TO DO: Write each record again exactly as it stands.

RECORDS SUPPLIED:
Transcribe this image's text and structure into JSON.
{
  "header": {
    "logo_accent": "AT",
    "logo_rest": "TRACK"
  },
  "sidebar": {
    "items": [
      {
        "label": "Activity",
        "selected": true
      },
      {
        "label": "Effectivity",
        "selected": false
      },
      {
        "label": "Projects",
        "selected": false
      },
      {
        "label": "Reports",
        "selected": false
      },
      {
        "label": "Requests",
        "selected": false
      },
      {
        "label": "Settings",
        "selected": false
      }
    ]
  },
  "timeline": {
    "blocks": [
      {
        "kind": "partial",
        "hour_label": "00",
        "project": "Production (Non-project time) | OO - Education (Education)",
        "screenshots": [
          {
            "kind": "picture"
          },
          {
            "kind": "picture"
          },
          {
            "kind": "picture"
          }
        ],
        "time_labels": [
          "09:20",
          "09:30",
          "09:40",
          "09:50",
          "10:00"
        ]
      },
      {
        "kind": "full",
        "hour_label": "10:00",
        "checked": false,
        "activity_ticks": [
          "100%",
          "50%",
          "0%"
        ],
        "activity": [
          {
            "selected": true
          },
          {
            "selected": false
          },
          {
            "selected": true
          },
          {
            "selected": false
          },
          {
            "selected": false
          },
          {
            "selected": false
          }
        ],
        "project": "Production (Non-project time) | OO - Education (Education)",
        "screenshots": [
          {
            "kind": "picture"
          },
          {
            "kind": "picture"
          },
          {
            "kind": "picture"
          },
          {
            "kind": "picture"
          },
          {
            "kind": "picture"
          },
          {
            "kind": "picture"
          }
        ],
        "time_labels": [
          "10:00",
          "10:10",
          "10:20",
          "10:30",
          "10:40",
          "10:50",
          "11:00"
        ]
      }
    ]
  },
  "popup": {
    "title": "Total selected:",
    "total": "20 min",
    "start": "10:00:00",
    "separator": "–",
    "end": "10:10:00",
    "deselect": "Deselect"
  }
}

RESULT OF THIS TASK:
Transcribe this image's text and structure into JSON.
{
  "header": {
    "logo_accent": "AT",
    "logo_rest": "TRACK"
  },
  "sidebar": {
    "items": [
      {
        "label": "Activity",
        "selected": true
      },
      {
        "label": "Effectivity",
        "selected": false
      },
      {
        "label": "Projects",
        "selected": false
      },
      {
        "label": "Reports",
        "selected": false
      },
      {
        "label": "Requests",
        "selected": false
      },
      {
        "label": "Settings",
        "selected": false
      }
    ]
  },
  "timeline": {
    "blocks": [
      {
        "kind": "partial",
        "hour_label": "00",
        "project": "Production (Non-project time) | OO - Education (Education)",
        "screenshots": [
          {
            "kind": "picture"
          },
          {
            "kind": "picture"
          },
          {
            "kind": "picture"
          }
        ],
        "time_labels": [
          "09:20",
          "09:30",
          "09:40",
          "09:50",
          "10:00"
        ]
      },
      {
        "kind": "full",
        "hour_label": "10:00",
        "checked": false,
        "activity_ticks": [
          "100%",
          "50%",
          "0%"
        ],
        "activity": [
          {
            "selected": true
          },
          {
            "selected": false
          },
          {
            "selected": true
          },
          {
            "selected": false
          },
          {
            "selected": false
          },
          {
            "selected": false
          }
        ],
        "project": "Production (Non-project time) | OO - Education (Education)",
        "screenshots": [
          {
            "kind": "picture"
          },
          {
            "kind": "picture"
          },
          {
            "kind": "picture"
          },
          {
            "kind": "picture"
          },
          {
            "kind": "picture"
          },
          {
            "kind": "picture"
          }
        ],
        "time_labels": [
          "10:00",
          "10:10",
          "10:20",
          "10:30",
          "10:40",
          "10:50",
          "11:00"
        ]
      }
    ]
  },
  "popup": {
    "title": "Total selected:",
    "total": "20 min",
    "start": "10:00:00",
    "separator": "–",
    "end": "10:10:00",
    "deselect": "Deselect"
  }
}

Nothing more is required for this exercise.